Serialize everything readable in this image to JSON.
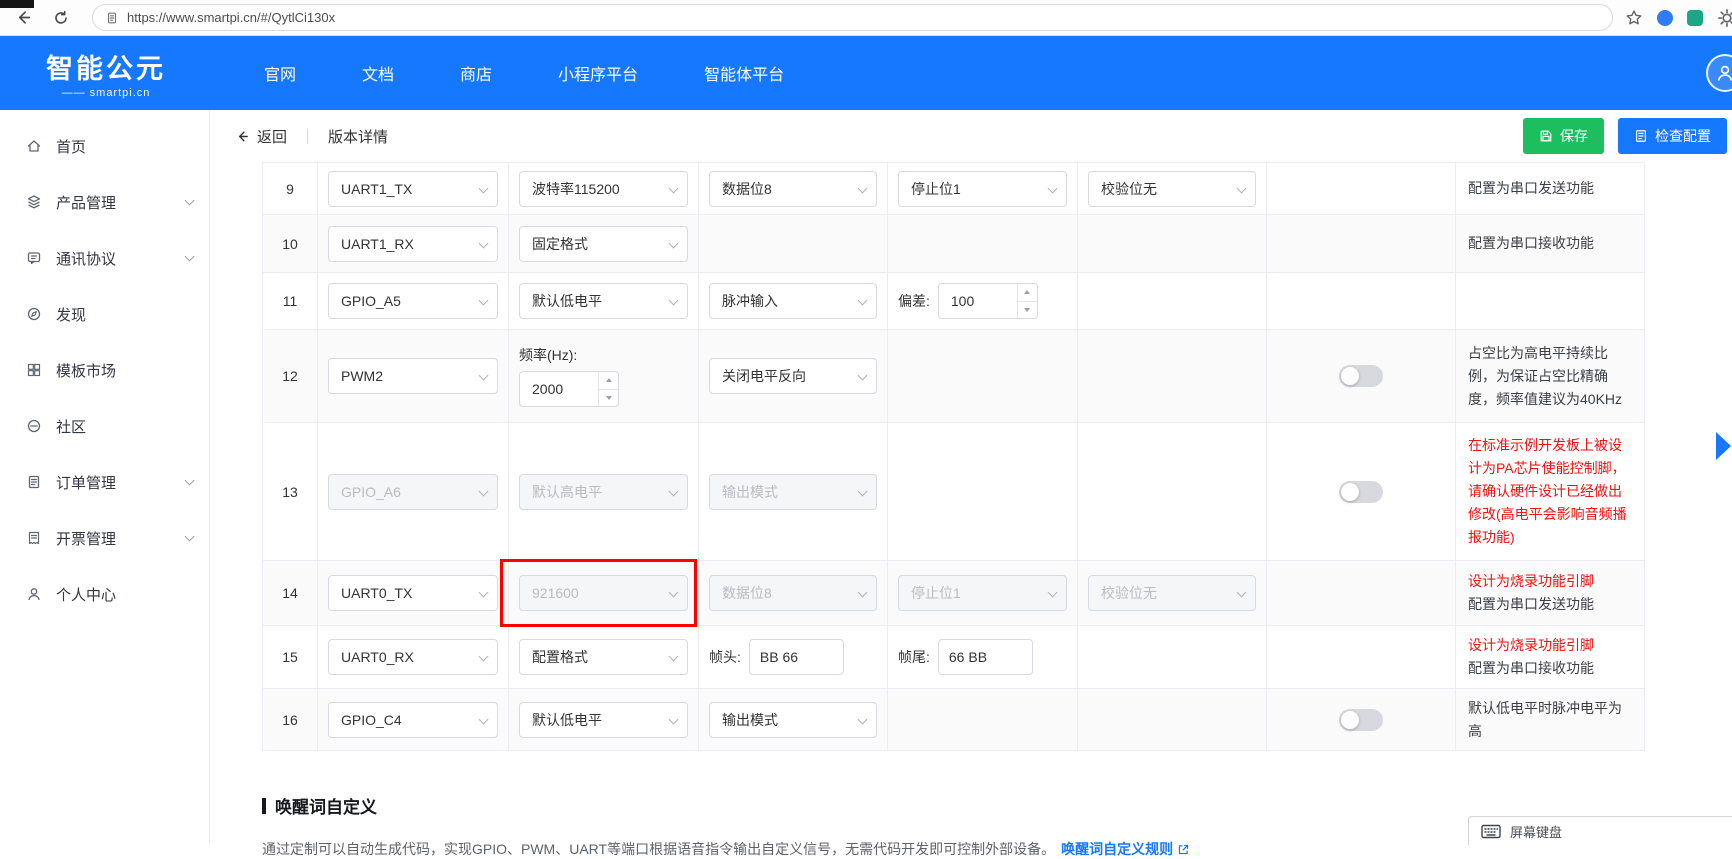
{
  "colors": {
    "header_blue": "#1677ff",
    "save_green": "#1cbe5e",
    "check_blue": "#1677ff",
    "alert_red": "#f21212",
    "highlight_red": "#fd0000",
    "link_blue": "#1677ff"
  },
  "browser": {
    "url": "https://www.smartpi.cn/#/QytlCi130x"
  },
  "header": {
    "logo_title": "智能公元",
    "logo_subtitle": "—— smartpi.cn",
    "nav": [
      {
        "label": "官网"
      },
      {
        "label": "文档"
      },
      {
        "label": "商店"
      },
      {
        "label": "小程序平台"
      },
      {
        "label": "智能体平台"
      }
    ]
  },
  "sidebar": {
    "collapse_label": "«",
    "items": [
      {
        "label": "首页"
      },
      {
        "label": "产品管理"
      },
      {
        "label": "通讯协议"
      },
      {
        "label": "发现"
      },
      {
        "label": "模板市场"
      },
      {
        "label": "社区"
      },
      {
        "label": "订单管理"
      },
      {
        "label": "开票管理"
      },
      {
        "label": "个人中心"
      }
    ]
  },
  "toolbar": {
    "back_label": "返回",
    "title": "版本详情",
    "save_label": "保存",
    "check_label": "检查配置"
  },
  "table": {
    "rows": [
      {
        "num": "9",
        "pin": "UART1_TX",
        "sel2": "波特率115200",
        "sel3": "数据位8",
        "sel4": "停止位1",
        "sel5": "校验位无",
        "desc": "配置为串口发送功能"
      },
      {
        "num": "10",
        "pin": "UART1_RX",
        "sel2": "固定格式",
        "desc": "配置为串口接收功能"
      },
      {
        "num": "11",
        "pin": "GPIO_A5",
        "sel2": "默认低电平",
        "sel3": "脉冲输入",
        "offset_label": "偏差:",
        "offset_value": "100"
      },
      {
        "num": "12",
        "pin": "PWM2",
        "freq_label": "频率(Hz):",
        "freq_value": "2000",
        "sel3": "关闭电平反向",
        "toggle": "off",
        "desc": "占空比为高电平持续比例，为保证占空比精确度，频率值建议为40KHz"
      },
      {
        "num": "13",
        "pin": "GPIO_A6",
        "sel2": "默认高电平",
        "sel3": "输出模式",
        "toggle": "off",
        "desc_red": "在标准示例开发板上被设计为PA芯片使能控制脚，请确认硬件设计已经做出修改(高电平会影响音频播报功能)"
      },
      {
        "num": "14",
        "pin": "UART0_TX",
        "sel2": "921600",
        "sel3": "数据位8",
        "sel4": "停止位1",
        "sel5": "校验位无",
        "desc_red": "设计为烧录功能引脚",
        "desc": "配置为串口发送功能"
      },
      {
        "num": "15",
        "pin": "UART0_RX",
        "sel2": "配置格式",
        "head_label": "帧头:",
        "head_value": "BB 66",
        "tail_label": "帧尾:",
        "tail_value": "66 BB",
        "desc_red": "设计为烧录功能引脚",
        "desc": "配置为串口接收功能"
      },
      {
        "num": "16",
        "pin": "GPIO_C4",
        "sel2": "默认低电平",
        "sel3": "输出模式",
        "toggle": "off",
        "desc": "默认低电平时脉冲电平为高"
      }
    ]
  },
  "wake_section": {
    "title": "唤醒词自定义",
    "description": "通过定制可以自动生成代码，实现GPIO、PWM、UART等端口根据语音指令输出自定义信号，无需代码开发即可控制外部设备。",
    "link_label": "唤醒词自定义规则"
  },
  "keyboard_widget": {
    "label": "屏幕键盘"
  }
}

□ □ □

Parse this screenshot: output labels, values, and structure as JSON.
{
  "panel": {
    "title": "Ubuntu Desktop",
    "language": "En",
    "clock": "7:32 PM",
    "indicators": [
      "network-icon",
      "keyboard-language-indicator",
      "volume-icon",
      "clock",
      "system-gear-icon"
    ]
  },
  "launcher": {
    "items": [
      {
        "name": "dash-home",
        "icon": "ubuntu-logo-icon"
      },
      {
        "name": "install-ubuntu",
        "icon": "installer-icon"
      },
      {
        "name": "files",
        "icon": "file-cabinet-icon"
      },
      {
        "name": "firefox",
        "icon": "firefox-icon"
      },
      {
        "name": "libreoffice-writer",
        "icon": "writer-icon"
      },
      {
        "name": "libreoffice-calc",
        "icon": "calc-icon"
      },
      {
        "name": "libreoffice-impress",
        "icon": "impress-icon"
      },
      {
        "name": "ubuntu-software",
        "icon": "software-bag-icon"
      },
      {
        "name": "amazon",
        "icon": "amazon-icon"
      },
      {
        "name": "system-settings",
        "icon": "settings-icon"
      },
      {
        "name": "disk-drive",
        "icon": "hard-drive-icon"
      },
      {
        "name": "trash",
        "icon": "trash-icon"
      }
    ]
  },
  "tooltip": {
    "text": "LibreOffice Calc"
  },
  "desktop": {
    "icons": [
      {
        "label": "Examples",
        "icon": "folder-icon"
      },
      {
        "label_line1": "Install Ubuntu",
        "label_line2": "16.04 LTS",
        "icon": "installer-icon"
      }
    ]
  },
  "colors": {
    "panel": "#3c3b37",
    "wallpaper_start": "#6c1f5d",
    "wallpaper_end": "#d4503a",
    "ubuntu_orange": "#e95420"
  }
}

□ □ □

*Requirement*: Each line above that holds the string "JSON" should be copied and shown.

*The answer*:
Serialize everything readable in this image to JSON.
Parse this screenshot: output labels, values, and structure as JSON.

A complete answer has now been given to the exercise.